On the outside, it looked as if his life was spiraling out of control. But when you spoke with him, he portrayed himself as if he had everything under control. And he could be convincing, too.

That’s why I never really thought Smith had a chance to succeed in a comeback attempt.

Then, I read something Wednesday night that changed my mind. Or, at least, it gave me hope that Smith has turned an important corner. Smith posted a statement on his Instagram account after signing a one-year contract with the Dallas Cowboys.

It read:

There is beauty in the struggle.

Life will always present us w/tests. I’ve learned how to take a different perspective on the adversities of life. Instead of looking at life as a victim, I have embraced the journey as God has planned it, making exponential strides towards becoming a better man.

Take this time that we have away from our normal day to day activities and think about changing your perspectives. Focus not on how bad this situation is but instead on how we can all come out of this better people. Let’s work on the things we have been putting off and grow towards our ultimate potential.

I never thought Smith was a bad guy. Never. His was a sad story, for sure, on many different levels. And he was certainly lacking in maturity.

I always felt he never took responsibilities for his actions -- the actions that derailed his Hall-of-Fame start with the 49ers and ended his tenure with the Raiders before it really even began.

There might have been plenty of underlying reasons Smith had run-ins with the law and issues with substances of abuse. But there are also a lot of people who went through worse and did not repeatedly make the same mistakes, the same poor decisions.

I was not sure how to feel about the latest, unexpected Smith news after Jay Glazer of Fox Sports and The Athletic broke the story that Smith signed a one-year contract with the Dallas Cowboys.

Glazer described Smith as “clean and sober now.” He added, it is “incredible how much he’s turned his life around.” Glazer revealed he has been around Smith for more than a year with the Merging Vets & Players program. Smith has been “amazing in helping veterans dealing with sobriety issues while getting help himself.”

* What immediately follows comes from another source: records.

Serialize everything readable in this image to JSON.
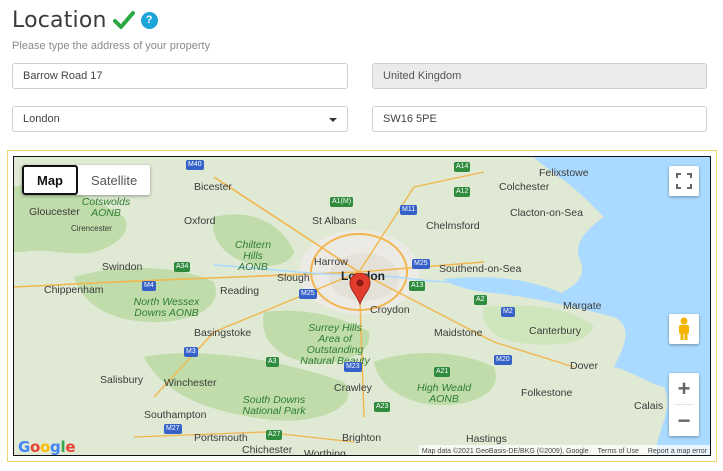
{
  "header": {
    "title": "Location",
    "help_label": "?"
  },
  "subtitle": "Please type the address of your property",
  "form": {
    "street": "Barrow Road 17",
    "country": "United Kingdom",
    "city": "London",
    "postcode": "SW16 5PE"
  },
  "map": {
    "type_buttons": {
      "map": "Map",
      "satellite": "Satellite"
    },
    "zoom_in": "+",
    "zoom_out": "−",
    "google_logo": "Google",
    "attribution": {
      "data": "Map data ©2021 GeoBasis-DE/BKG (©2009), Google",
      "terms": "Terms of Use",
      "report": "Report a map error"
    },
    "places": {
      "felixstowe": "Felixstowe",
      "colchester": "Colchester",
      "clacton": "Clacton-on-Sea",
      "chelmsford": "Chelmsford",
      "southend": "Southend-on-Sea",
      "london": "London",
      "croydon": "Croydon",
      "harrow": "Harrow",
      "slough": "Slough",
      "st_albans": "St Albans",
      "bicester": "Bicester",
      "oxford": "Oxford",
      "gloucester": "Gloucester",
      "cirencester": "Cirencester",
      "swindon": "Swindon",
      "chippenham": "Chippenham",
      "reading": "Reading",
      "basingstoke": "Basingstoke",
      "salisbury": "Salisbury",
      "winchester": "Winchester",
      "southampton": "Southampton",
      "portsmouth": "Portsmouth",
      "chichester": "Chichester",
      "worthing": "Worthing",
      "brighton": "Brighton",
      "hastings": "Hastings",
      "crawley": "Crawley",
      "maidstone": "Maidstone",
      "canterbury": "Canterbury",
      "margate": "Margate",
      "dover": "Dover",
      "folkestone": "Folkestone",
      "calais": "Calais",
      "cotswolds": "Cotswolds AONB",
      "chiltern": "Chiltern Hills AONB",
      "north_wessex": "North Wessex Downs AONB",
      "surrey_hills": "Surrey Hills Area of Outstanding Natural Beauty",
      "south_downs": "South Downs National Park",
      "high_weald": "High Weald AONB"
    },
    "roads": [
      "M40",
      "A1(M)",
      "M11",
      "M25",
      "M25",
      "A13",
      "M4",
      "M3",
      "A21",
      "A23",
      "M20",
      "M2",
      "M27",
      "A27",
      "A34",
      "A3",
      "M23",
      "A2",
      "A12",
      "A14"
    ]
  },
  "colors": {
    "accent_green": "#2ca843",
    "help_blue": "#1ba5d8",
    "map_border": "#f0d36b",
    "pin": "#e03b2c"
  }
}
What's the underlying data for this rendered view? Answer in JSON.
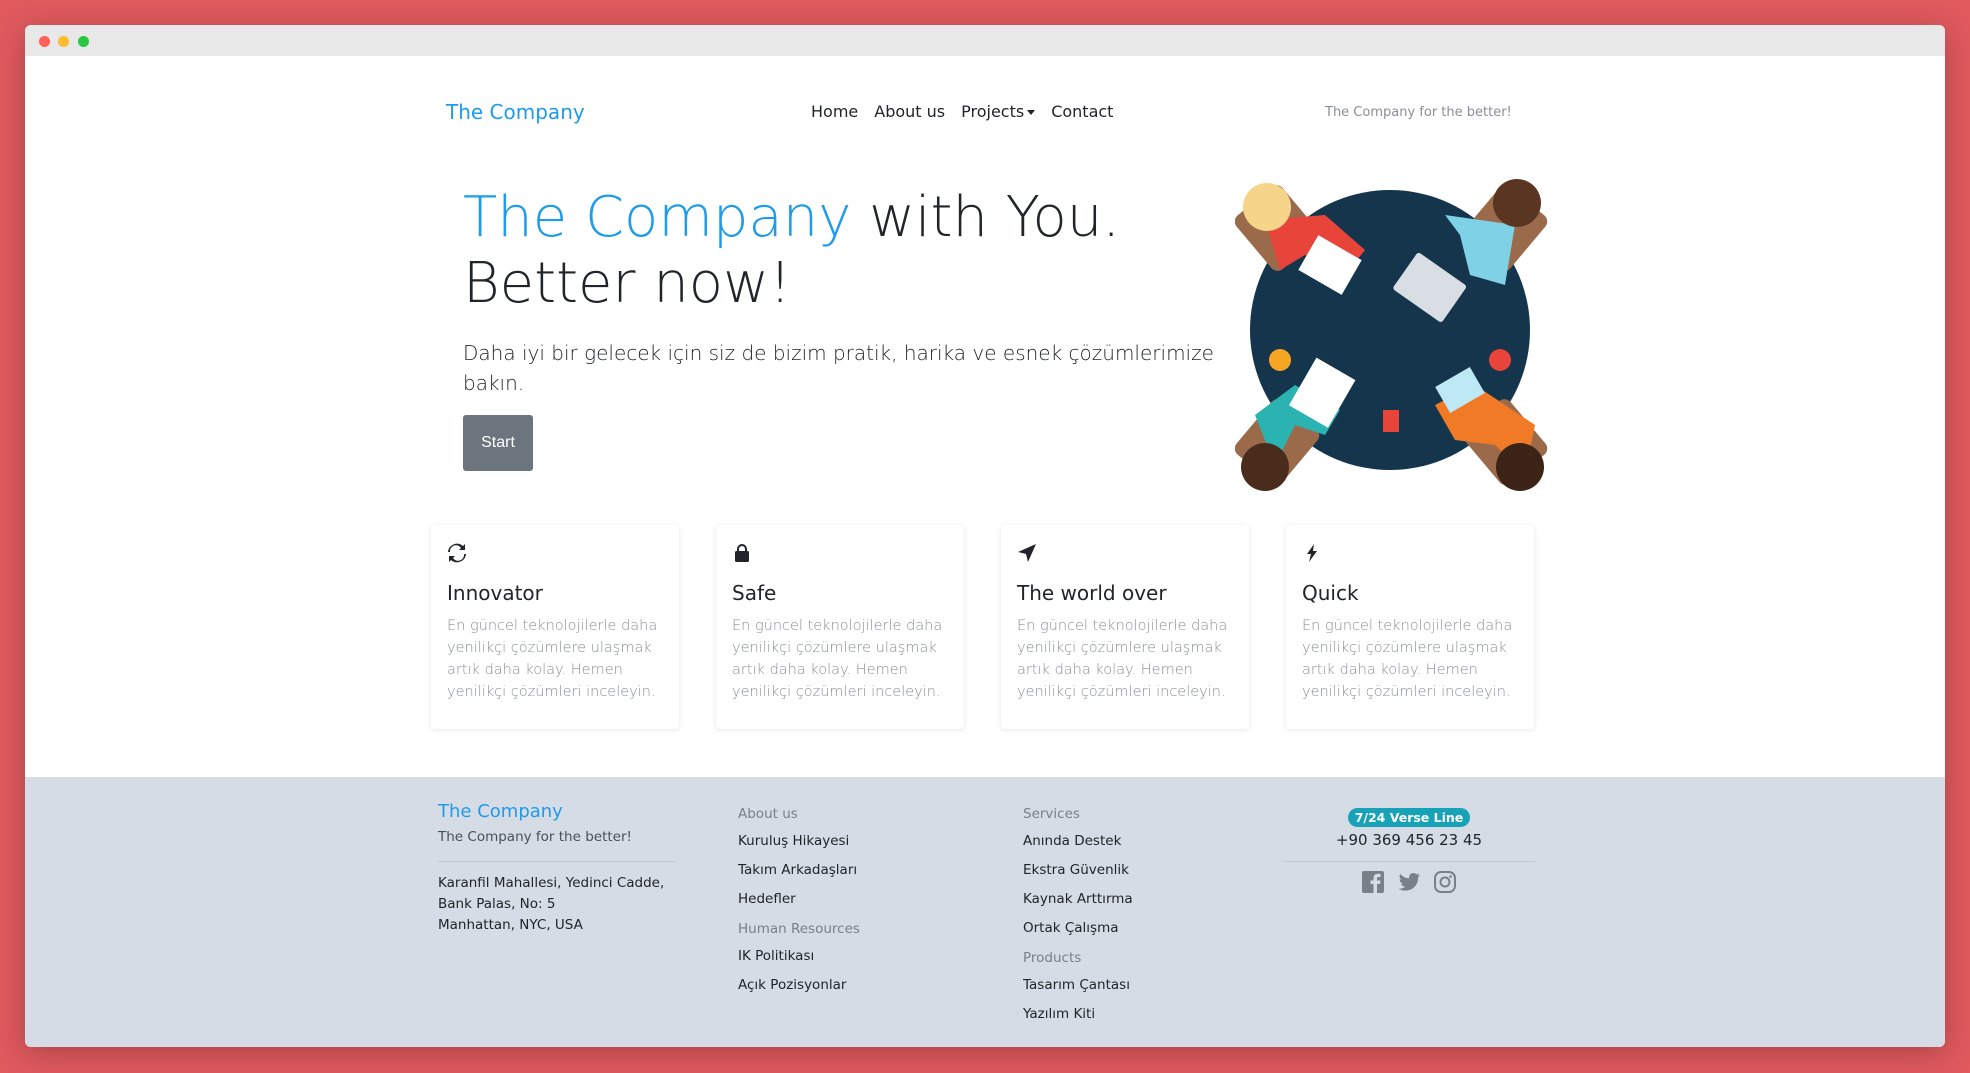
{
  "nav": {
    "brand": "The Company",
    "links": [
      "Home",
      "About us",
      "Projects",
      "Contact"
    ],
    "tagline": "The Company for the better!"
  },
  "hero": {
    "title_accent": "The Company",
    "title_rest": " with You.",
    "title_line2": "Better now!",
    "subtitle": "Daha iyi bir gelecek için siz de bizim pratik, harika ve esnek çözümlerimize bakın.",
    "start_label": "Start"
  },
  "features": [
    {
      "icon": "sync-icon",
      "title": "Innovator",
      "text": "En güncel teknolojilerle daha yenilikçi çözümlere ulaşmak artık daha kolay. Hemen yenilikçi çözümleri inceleyin."
    },
    {
      "icon": "lock-icon",
      "title": "Safe",
      "text": "En güncel teknolojilerle daha yenilikçi çözümlere ulaşmak artık daha kolay. Hemen yenilikçi çözümleri inceleyin."
    },
    {
      "icon": "location-arrow-icon",
      "title": "The world over",
      "text": "En güncel teknolojilerle daha yenilikçi çözümlere ulaşmak artık daha kolay. Hemen yenilikçi çözümleri inceleyin."
    },
    {
      "icon": "bolt-icon",
      "title": "Quick",
      "text": "En güncel teknolojilerle daha yenilikçi çözümlere ulaşmak artık daha kolay. Hemen yenilikçi çözümleri inceleyin."
    }
  ],
  "footer": {
    "brand": "The Company",
    "tagline": "The Company for the better!",
    "address": [
      "Karanfil Mahallesi, Yedinci Cadde,",
      "Bank Palas, No: 5",
      "Manhattan, NYC, USA"
    ],
    "about_head": "About us",
    "about_items": [
      "Kuruluş Hikayesi",
      "Takım Arkadaşları",
      "Hedefler"
    ],
    "hr_head": "Human Resources",
    "hr_items": [
      "IK Politikası",
      "Açık Pozisyonlar"
    ],
    "services_head": "Services",
    "services_items": [
      "Anında Destek",
      "Ekstra Güvenlik",
      "Kaynak Arttırma",
      "Ortak Çalışma"
    ],
    "products_head": "Products",
    "products_items": [
      "Tasarım Çantası",
      "Yazılım Kiti"
    ],
    "badge": "7/24 Verse Line",
    "phone": "+90 369 456 23 45",
    "socials": [
      "facebook-icon",
      "twitter-icon",
      "instagram-icon"
    ]
  },
  "colors": {
    "accent": "#1e9be9",
    "background": "#e05a5e",
    "footer_bg": "#d6dce6",
    "button": "#6c757d",
    "badge": "#17a2b8"
  }
}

While I did not doubt any of what Glazer described, what provided the most reason for hope came from Smith -- “instead of looking at life as a victim.” I can’t tell you how happy I was to read those words.

Smith is 30. He has not played in the NFL since 2015. I can only imagine what he faces daily. It is not just a matter of mental toughness or will power. If only it were that easy for him and the many others who deal with similar issues.

It means little to me how well Smith performs on the field this season and, possibly, in the next few years. The important part is that he sets himself up for the many, many years after his playing days are over.

This is a great step on that journey.